I believe that God places burdens on the hearts of His people. He points out things to you that bother you. And as those things bother you, He doesn’t expect you to complain about them. He doesn’t expect you to wonder why other people aren’t doing something about them. He doesn’t expect you to ignore them. He expects you to step out in leadership to fix them. And after you’ve prayed about the burden and the Lord has given you clarity on it by giving you peace and opening doors… then it’s time to plan your work. In order to develop a plan for the work that God is burdening you with, it will take time. It will take effort. You will need to develop your plan with a rested mind. You will need to fully survey the situation by yourself to clarify your burden and figure out what needs to be done. Then you will need to thoroughly examine every square inch of the problem. Think about it. Study it. Methodically come up with the steps it’s going to take to get it done. Develop your plan.
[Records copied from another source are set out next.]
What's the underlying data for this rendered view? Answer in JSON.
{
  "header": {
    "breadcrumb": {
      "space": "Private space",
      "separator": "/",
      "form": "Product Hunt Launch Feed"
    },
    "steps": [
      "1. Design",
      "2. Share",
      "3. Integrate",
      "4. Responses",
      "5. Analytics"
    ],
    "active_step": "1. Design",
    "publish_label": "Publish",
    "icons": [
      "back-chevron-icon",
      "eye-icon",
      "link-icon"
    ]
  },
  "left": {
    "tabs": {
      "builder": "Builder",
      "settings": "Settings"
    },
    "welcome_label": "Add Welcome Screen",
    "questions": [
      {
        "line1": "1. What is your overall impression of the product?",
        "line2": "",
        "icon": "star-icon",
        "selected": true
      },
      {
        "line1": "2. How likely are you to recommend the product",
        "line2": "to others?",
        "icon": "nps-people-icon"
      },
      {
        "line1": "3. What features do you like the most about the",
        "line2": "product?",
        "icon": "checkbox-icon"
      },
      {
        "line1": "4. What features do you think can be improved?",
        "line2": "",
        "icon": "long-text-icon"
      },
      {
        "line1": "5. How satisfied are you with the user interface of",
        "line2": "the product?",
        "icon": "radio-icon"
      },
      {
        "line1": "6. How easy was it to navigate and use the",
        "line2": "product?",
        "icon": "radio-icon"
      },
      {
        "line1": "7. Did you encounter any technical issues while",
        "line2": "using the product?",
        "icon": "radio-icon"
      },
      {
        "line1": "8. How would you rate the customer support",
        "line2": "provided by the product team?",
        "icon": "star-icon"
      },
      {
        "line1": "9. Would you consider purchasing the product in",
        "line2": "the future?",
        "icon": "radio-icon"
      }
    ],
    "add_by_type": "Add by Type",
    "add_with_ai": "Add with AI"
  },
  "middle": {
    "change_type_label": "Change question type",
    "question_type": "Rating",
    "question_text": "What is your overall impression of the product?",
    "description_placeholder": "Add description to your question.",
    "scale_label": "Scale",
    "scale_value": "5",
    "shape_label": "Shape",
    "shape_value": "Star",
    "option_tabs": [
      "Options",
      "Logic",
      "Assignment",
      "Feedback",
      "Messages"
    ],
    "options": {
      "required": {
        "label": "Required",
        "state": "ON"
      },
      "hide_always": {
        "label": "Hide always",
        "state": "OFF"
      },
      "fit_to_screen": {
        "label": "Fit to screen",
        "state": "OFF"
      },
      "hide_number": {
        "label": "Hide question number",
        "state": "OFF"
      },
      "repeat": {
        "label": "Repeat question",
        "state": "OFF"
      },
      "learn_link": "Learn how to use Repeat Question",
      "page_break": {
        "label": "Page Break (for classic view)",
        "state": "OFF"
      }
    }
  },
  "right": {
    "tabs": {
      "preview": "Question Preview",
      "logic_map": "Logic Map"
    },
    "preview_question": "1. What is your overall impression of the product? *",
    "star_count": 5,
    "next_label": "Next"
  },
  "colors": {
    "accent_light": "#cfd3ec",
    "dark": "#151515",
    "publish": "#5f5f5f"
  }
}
What is your burden? Are you praying about it? Are you seeing God’s clarity on it? Are you ready to start developing your plan? Or are you still sitting back in Shushan? Are you still plugging your ears to the burden God is giving you? Are you still trying to pack it off on someone else and wondering why they aren’t doing something about it? If you are, it’s time to open your eyes to what the Lord is trying to show you. It’s time to accept the burden He’s trying to give you. It’s time to start fasting and praying about it. And then it’s time to get busy developing the plan.